MAN WALKING ON EGGSHELLS.<i> By Herbert Simmons</i> .<i> W.W. Norton: 218 pp., $11 paper</i> . : THE BEAR COMES HOME.<i> By Rafi Zabor</i> .<i> W.W. Norton: 480 pp., $25</i>

<i> David Amram is a symphonic composer, jazz musician and author who worked with Jack Kerouac, Dizzy Gillespie and Leonard Bernstein</i>

It is a cause for rejoicing that two new novels, both inspired by the world of jazz, have been published at the same time. “Man Walking on Eggshells,” by Herbert Simmons, and “The Bear Comes Home,” by Rafi Zabor, share authentic portrayals of the times, places and people who inhabit a world many know little about. In scenes of triumph and torture, compassion and humor, zest and candor, Simmons and Zabor explore the unpredictable, ever-changing, tragicomic days and nights of jazz musicians and the people in their lives.

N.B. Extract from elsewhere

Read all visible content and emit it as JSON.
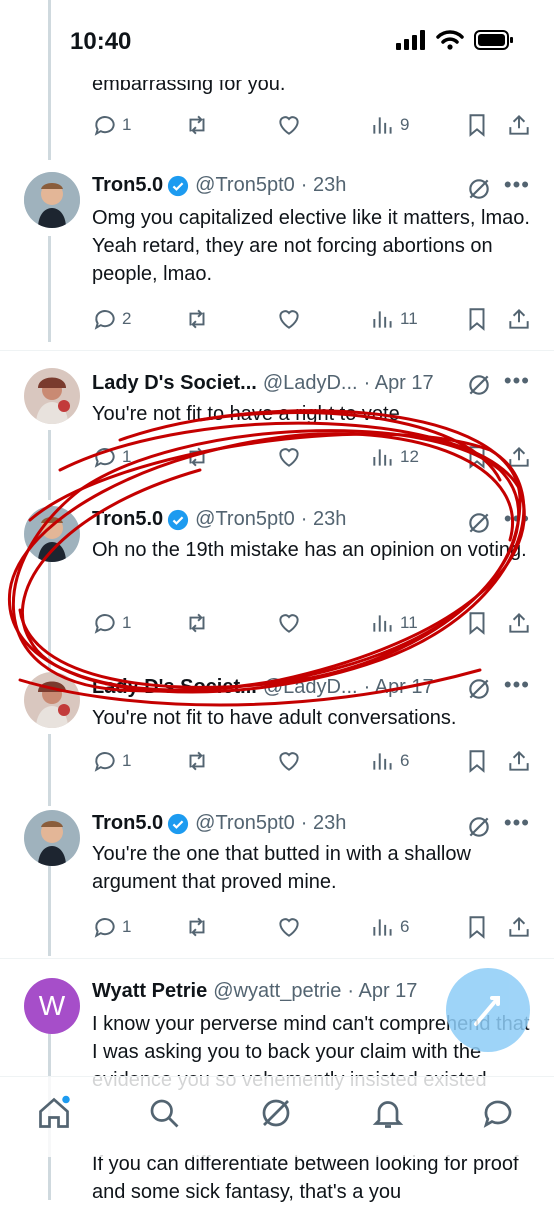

Ultimately, both offer fresh views of American society as well as an idea of what it was like--and still is-- to survive in a high-tech industrial world and play music that is improvised on the spot and created anywhere and everywhere out of passion for the moment.

Simmons writes of a time and place long gone: an America that has given us musicians, singers, poets, painters, language, a sense of style and a survival philosophy that have enriched the 20th century. In a brilliant, soulful, poetic style, he captures the feelings of the neighborhoods, the sense of community and the sophistication of the streets that provided the wellspring for many of America’s most creative and enduring masters of musical improvisation. We feel as if we are part of a handful of lucky souls at a 2-to-7 a.m. session, listening to great music that will never be heard again in the same way. He takes you backstage with the band and share conversations usually heard only by musicians and their friends.

“Man Walking on Eggshells” is inspired by the music and life of Miles Davis; the title is a quote from a famous description of Davis’ trumpet style. What makes Simmons’ novel so compelling is his daring to create a fictional character based on but as unique as Davis himself, just as jazz soloists use a standard tune as a point of departure to develop an improvised composition based on a melody. Raymond Douglas, the novel’s central character, is an uncompromising artist who journeys through pain and horror, joy and victory and transcends mid-century America’s artistic restrictions.

Simmons’ prose, like jazz, flows in a series of beautifully constructed improvisatory passages of lyrical images, sounds and stories that invite us to wake up and be part of the world from which this music originated--a world that has all but vanished. Thanks to Simmons, this precious part of our history will remain alive in “Man Walking on Eggshells.”


“The Bear Comes Home” achieves the seemingly impossible task of combining fictional and real characters, actual events, music theory, satire and fantasy with ease and panache. The book’s hero, a circus bear, becomes a great jazz innovator on the alto saxophone, paying his dues in a hilarious series of events that fill the pages of this wildly picaresque novel. We join the bear in musical adventures with actual living jazz masters, a trip to jail, disastrous trips on the road and a shattered romance (with a non-bear). The Shakespeare-quoting, sax-playing bear fulfills his search for musical greatness at the end of the book, finally achieving his nirvana.

Zabor’s style is invigorating. Like Simmons, Zabor knows and loves jazz and the world from which it comes. His own experience as a professional drummer and his brilliance as a music journalist give the novel a ring of authenticity. Set in a different time and place than “Man Walking on Eggshells,” “The Bear Comes Home” is like a modern-day “Don Quixote.” Poignant and touching moments combine with hilarious descriptions of the bear’s struggle in a story that anyone--whether familiar with jazz or not--will find compelling and entertaining.

Read together, both books describe the jazz experience. But each book also stands on its own in celebrating the glory and courage of dedicated musicians following their hearts. Just as it is a joy to hear Miles Davis and Charlie Parker play together, each of their solo efforts is equally fulfilling. The same may be said of “Man Walking on Eggshells” and “The Bear Comes Home.” As the music we call jazz is finally finding its rightful place in the country in which it was created, we are ready to embrace a new body of fiction based in the many traditions of this century’s jazz experience.